Dataset rows for apps and sites:
────────────────────
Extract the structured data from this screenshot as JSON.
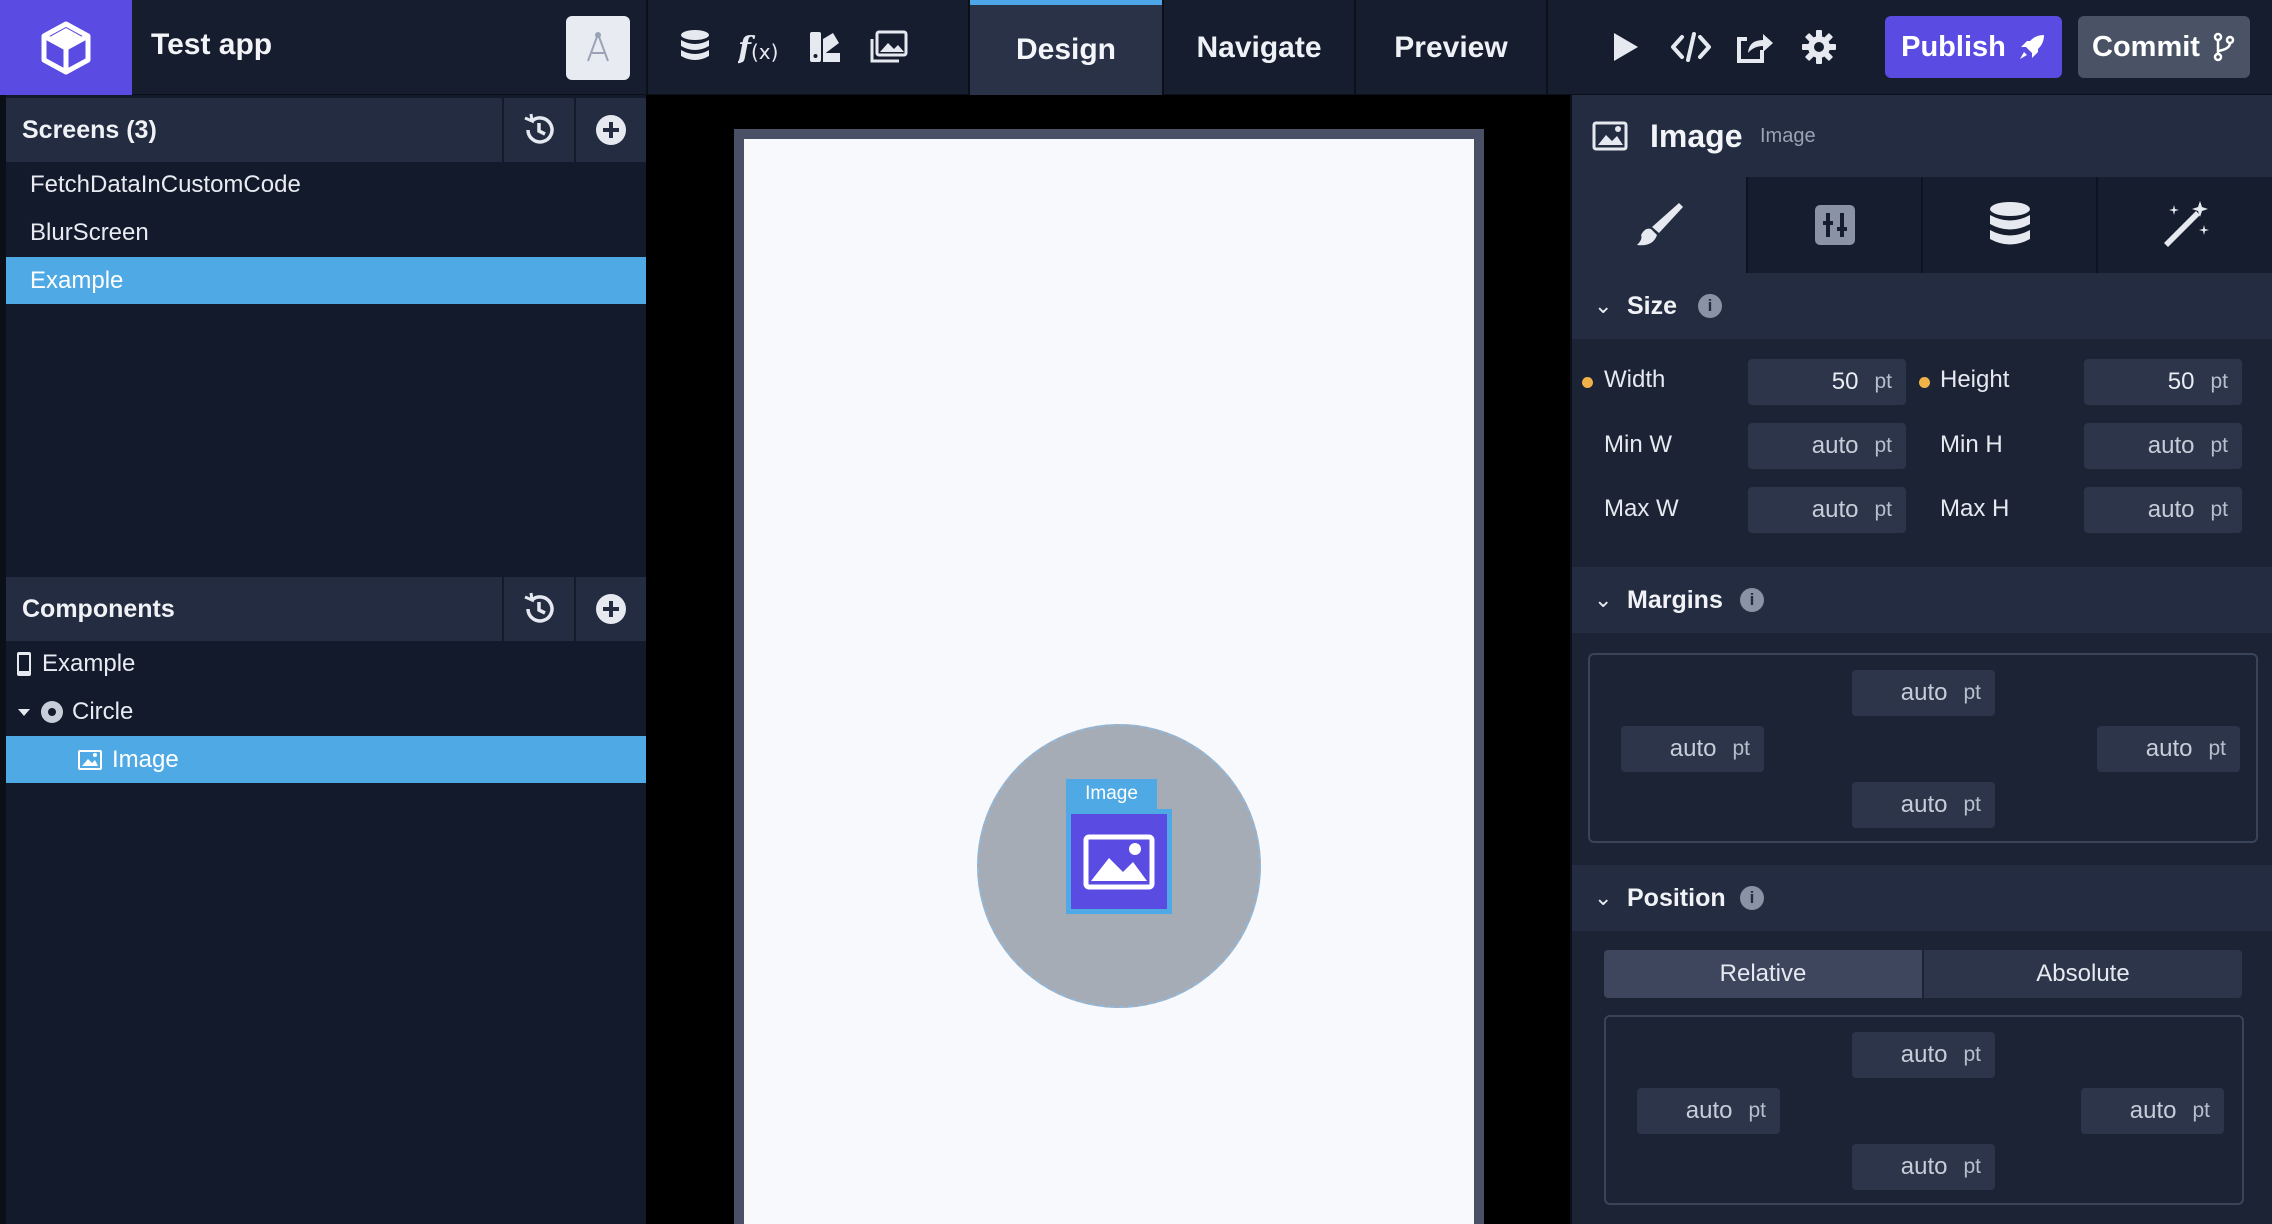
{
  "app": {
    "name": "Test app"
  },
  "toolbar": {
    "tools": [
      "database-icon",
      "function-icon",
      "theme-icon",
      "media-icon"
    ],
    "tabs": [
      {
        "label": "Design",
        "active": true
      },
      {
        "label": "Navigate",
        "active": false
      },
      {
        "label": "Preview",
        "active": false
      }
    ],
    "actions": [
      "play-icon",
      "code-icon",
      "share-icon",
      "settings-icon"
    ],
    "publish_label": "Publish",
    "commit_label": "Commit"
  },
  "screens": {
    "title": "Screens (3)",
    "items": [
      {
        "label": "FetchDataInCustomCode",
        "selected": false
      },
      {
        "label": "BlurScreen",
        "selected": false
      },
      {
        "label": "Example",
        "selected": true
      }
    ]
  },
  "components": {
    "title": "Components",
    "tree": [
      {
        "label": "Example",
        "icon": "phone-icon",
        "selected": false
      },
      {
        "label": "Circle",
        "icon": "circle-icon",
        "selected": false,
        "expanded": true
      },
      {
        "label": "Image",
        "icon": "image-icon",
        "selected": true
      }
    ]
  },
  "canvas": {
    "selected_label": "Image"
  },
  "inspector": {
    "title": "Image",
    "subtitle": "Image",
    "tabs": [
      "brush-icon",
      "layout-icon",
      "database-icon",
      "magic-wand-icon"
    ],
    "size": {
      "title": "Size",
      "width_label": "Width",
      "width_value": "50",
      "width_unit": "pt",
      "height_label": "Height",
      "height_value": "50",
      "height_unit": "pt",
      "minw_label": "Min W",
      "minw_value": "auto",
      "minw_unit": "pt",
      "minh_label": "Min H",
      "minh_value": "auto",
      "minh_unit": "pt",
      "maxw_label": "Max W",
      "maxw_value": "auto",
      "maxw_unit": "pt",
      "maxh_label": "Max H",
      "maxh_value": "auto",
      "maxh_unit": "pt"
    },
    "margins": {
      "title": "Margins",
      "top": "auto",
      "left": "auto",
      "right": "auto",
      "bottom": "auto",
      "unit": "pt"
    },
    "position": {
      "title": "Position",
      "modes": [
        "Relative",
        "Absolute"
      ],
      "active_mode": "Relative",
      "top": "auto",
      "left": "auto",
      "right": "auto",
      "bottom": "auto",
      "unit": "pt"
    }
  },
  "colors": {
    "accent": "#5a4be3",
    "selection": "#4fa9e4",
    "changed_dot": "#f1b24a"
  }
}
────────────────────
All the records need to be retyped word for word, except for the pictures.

Extract the structured data from this screenshot as JSON.
{
  "app": {
    "name": "Test app"
  },
  "toolbar": {
    "tools": [
      "database-icon",
      "function-icon",
      "theme-icon",
      "media-icon"
    ],
    "tabs": [
      {
        "label": "Design",
        "active": true
      },
      {
        "label": "Navigate",
        "active": false
      },
      {
        "label": "Preview",
        "active": false
      }
    ],
    "actions": [
      "play-icon",
      "code-icon",
      "share-icon",
      "settings-icon"
    ],
    "publish_label": "Publish",
    "commit_label": "Commit"
  },
  "screens": {
    "title": "Screens (3)",
    "items": [
      {
        "label": "FetchDataInCustomCode",
        "selected": false
      },
      {
        "label": "BlurScreen",
        "selected": false
      },
      {
        "label": "Example",
        "selected": true
      }
    ]
  },
  "components": {
    "title": "Components",
    "tree": [
      {
        "label": "Example",
        "icon": "phone-icon",
        "selected": false
      },
      {
        "label": "Circle",
        "icon": "circle-icon",
        "selected": false,
        "expanded": true
      },
      {
        "label": "Image",
        "icon": "image-icon",
        "selected": true
      }
    ]
  },
  "canvas": {
    "selected_label": "Image"
  },
  "inspector": {
    "title": "Image",
    "subtitle": "Image",
    "tabs": [
      "brush-icon",
      "layout-icon",
      "database-icon",
      "magic-wand-icon"
    ],
    "size": {
      "title": "Size",
      "width_label": "Width",
      "width_value": "50",
      "width_unit": "pt",
      "height_label": "Height",
      "height_value": "50",
      "height_unit": "pt",
      "minw_label": "Min W",
      "minw_value": "auto",
      "minw_unit": "pt",
      "minh_label": "Min H",
      "minh_value": "auto",
      "minh_unit": "pt",
      "maxw_label": "Max W",
      "maxw_value": "auto",
      "maxw_unit": "pt",
      "maxh_label": "Max H",
      "maxh_value": "auto",
      "maxh_unit": "pt"
    },
    "margins": {
      "title": "Margins",
      "top": "auto",
      "left": "auto",
      "right": "auto",
      "bottom": "auto",
      "unit": "pt"
    },
    "position": {
      "title": "Position",
      "modes": [
        "Relative",
        "Absolute"
      ],
      "active_mode": "Relative",
      "top": "auto",
      "left": "auto",
      "right": "auto",
      "bottom": "auto",
      "unit": "pt"
    }
  },
  "colors": {
    "accent": "#5a4be3",
    "selection": "#4fa9e4",
    "changed_dot": "#f1b24a"
  }
}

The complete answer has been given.